What surprised me, though, was where they became the most frustrated. It wasn’t during reading comprehension or proofreading; it was during math word problems! They would sigh and raise their hands for help and try to ask me questions. I felt really sad that I couldn’t help them. They know me as the lady who gives them strategies, breaks things down, explains difficult words. All I could do was say, “I’m sorry, I can’t help you.”
I decided that day that I needed to make a math product. Something that I could use to teach the kids how to break down and understand math word problems. There is a TON of language and vocabulary involved in math, and I know that half their battle was reading comprehension.
According to THIS article, addressing the language of math is well within the SLP’s scope of practice. Here are a few other articles that show the importance of an SLP supporting students in math:
- Speech in the Schools: Math and the SLP
- The Language of Math: What is the SLPs Role?
- Supporting Students in the Language and Vocabulary of Math
I am so very excited to show you this new product! Check out Candy Math Word Problems for Language Disorders! It’s based on Common Core State Standards and geared toward kids in grades 2-5.
I’ve also included math terminology gumdrops. Match the word to the definition to help students understand math vocab.
There are 18 word problem comprehension cards for each grade (2-5). Four questions are addressed on each card: 1. What happened in the story? 2. What key words do you see? 3. What do you need to find out? 4. How can you solve this problem?
I want my students to think about these questions whenever they go to answer a word problem in class. My LD kids need to practice breaking down the questions and implementing strategies.
The cards for each grade are color-coded for easy storage and use. Since some of us SLPs don’t consider ourselves to be “math people,” I tried to go with the standards that could be easily checked with a calculator.

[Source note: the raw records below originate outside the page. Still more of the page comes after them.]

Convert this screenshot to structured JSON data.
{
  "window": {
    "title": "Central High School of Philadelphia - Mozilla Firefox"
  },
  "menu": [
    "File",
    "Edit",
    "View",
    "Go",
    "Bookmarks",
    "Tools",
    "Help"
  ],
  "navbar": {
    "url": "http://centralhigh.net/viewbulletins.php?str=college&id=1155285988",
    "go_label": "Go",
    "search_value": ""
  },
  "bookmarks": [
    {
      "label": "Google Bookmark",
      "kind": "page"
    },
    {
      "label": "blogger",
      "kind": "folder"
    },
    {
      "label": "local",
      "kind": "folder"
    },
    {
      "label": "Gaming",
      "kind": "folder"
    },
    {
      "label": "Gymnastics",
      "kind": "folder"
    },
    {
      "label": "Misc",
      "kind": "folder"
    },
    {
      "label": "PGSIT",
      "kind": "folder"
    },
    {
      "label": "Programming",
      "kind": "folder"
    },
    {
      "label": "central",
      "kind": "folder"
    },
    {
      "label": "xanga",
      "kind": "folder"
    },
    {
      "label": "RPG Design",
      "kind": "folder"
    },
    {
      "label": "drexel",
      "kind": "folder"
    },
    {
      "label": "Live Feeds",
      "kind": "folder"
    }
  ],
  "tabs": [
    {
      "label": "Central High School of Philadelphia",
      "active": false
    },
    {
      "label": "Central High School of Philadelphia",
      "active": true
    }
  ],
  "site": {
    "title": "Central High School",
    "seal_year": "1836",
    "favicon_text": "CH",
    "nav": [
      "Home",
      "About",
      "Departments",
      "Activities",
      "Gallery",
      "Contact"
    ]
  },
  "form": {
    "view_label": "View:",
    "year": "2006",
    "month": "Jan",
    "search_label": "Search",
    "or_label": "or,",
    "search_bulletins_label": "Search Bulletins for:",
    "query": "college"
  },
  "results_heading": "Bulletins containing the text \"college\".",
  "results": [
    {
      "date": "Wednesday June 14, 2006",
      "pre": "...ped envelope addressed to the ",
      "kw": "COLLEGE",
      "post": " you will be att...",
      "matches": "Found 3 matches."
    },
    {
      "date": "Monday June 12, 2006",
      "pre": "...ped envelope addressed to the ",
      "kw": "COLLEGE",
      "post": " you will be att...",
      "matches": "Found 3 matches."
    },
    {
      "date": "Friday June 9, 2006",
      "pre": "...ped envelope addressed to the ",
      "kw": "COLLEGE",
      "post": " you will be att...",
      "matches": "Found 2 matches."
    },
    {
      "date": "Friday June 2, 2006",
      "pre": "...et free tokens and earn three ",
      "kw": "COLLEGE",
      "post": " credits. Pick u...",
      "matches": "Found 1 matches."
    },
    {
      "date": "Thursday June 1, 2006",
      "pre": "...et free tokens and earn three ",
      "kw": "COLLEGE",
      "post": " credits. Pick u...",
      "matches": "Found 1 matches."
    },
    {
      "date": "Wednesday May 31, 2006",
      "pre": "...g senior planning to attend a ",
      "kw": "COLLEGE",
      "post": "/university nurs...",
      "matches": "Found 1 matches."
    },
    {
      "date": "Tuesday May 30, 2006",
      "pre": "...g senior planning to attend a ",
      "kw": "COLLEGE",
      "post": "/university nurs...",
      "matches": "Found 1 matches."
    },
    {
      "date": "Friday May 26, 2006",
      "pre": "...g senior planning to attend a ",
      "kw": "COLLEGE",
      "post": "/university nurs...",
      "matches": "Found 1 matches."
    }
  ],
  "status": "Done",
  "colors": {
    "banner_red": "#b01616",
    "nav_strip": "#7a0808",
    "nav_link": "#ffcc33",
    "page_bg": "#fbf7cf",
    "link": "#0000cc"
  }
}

Of course, I included an answer key. This is math after all. 😉
You can grab this product at my TPT store HERE!
What do you think? Do your kids struggle in math because of their language disorder too?